*** Opening of RECORDS FOR THIS EXERCISE ***
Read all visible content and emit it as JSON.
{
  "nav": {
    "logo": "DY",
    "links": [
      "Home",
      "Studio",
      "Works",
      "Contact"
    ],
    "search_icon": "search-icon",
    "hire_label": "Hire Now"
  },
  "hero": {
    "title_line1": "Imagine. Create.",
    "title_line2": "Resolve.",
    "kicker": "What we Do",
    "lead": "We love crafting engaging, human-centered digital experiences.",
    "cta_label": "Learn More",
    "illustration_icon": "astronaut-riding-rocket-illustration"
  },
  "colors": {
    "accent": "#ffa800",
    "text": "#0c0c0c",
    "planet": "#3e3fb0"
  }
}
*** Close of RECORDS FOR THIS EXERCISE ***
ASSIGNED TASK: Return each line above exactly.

WRITTEN ANSWER:
Read all visible content and emit it as JSON.
{
  "nav": {
    "logo": "DY",
    "links": [
      "Home",
      "Studio",
      "Works",
      "Contact"
    ],
    "search_icon": "search-icon",
    "hire_label": "Hire Now"
  },
  "hero": {
    "title_line1": "Imagine. Create.",
    "title_line2": "Resolve.",
    "kicker": "What we Do",
    "lead": "We love crafting engaging, human-centered digital experiences.",
    "cta_label": "Learn More",
    "illustration_icon": "astronaut-riding-rocket-illustration"
  },
  "colors": {
    "accent": "#ffa800",
    "text": "#0c0c0c",
    "planet": "#3e3fb0"
  }
}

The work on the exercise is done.